Sometime in the late 90’s, I asked 450 members of the Garden Writers Association if they knew what a ‘mycorrhizal’ was or had ever heard of plant exudates. No one raised their hands.
All were amazed to learn that 96% of plants have a symbiotic relationship with fungi (mycorrhizal) called a mycorrhizae. And the notion that most of the energy produced by photosynthesis was actually used by plants to produce sugars and proteins that dripped out of root tips (‘exudates’) in order to attract specific bacteria and fungi to the rhizosphere was a total revelation.
You can imagine what happened when it was explained that plants can subsist off of two different kinds of nitrogen (ammonium or nitrates) and that some plants prefer one over the other!
Most flowering perennials and conifers, as well as most tree fruits, ornamental trees and shrubs do far better in soils dominated by fungi. Lawn grasses, vegetable row crops and flowering annuals, on the other hand, grow best in soils where the bacteria dominates.
The implication of these facts to garden practices was clear. Rototilling, using chemical fertilizers, applying herbicides, pesticides, nemacides, fungicides and all the other ‘icides’ were practices that hurt the natural order. Why were we using these things? Who fertilizes and ‘icides’ the Redwoods and how did they get to be 380 feet tall and live 500 years without Miracle-Gro?
Ten years ago you could forgive those of us that were “Better Living through Chemistry Gardeners” and even those of us brought up reading Organic Farming and Gardening for not knowing this stuff. When you mentioned ‘fungi,’ ‘bacteria,’ protozoa’ or ‘nematodes’ garden writers would think ‘bad guys.’
It’s only been since the advent of electron microscopes in the past few decades that scientists have been able to actually study the microscopic workings of our soil. Who knew that a good tablespoon of garden soil could contain half a billion to a trillion bacteria or, are you ready for this: twelve to fourteen feet of invisible-to-the-eye fungal strands known as hyphae.
Who knew that plants attracted bacteria and fungi to their roots so that protozoa and nematodes would eat these single celled organisms, poop out the excess nitrogen right in the rhizosphere in plant useable form and those feed the plant? Wow! Ten years ago this was really news.
Ah, but lots of advances have occurred in 10 years.

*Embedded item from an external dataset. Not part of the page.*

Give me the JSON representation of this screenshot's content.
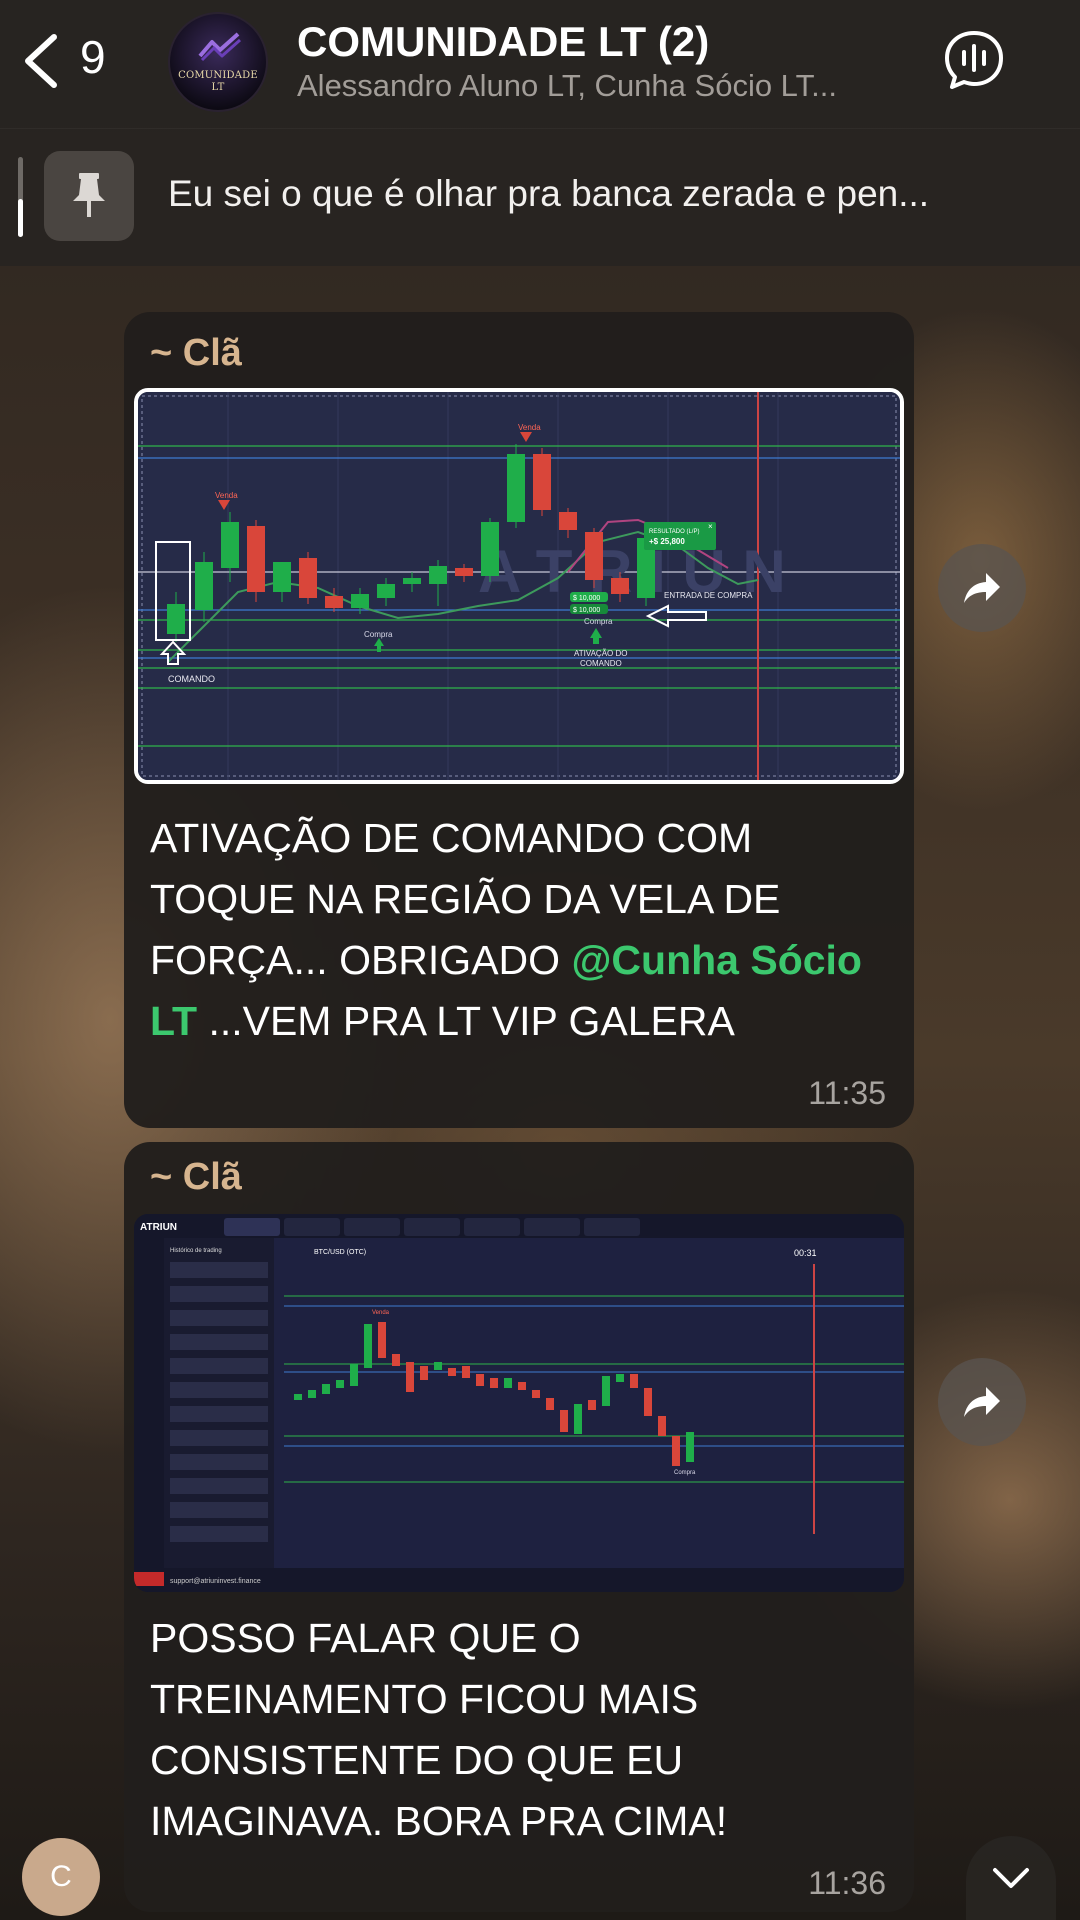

We now know how things work (and I have written a Wonderful Book on the subject called “Teaming with Microbes: A Gardener’s Guide to The Soil Food Web–check it out on Amazon).
Today, in 2007, there is no excuse for any garden writer to advise practices in the garden that negatively impacts the soil food web, the complicated but elegant linking of food chains, from the single celled organisms all the way “up” to man.
Rototilling, for example, breaks up the subway network of fungal hyphae, but also create soil structure, hold most of the soil’s carbon and provide air and water passageway when they die off. High salt chemical fertilizers kill fungi and bacteria at the base of the soil food web and impact larger members as well.
What all of this new science means is we have to make an adjustment to the way most of us, even those who are already organic, practice our favorite sport. We have to take into account the real science of the soil. It sounds daunting. It sounds impossible. It sounds like it isn’t going to be fun.
Trust me, however, when I say it is not only fascinating, but once you make the switch over to gardening with the Soil Food Web as opposed to gardening with Chemistry and Myth, you will find that gardening not only becomes easier (fewer lawn mowings, no rototilling, no high nitrogen induced weeds and so much more–or less), but it also becomes safer as you can well imagine. (Just google the words “dogs,” “lawns” and “cancer” together and see what you get).
We are in a new age. You are reading this on the internet. Your life has been radically changed–most for the better, since you started using a computer. The way you garden should radically change, too, once you embrace the science that is only so recently available to us. Soil Food Web advances have a great deal of application to taking care of our yards and gardens.
Guest Author Jeff Lowenfels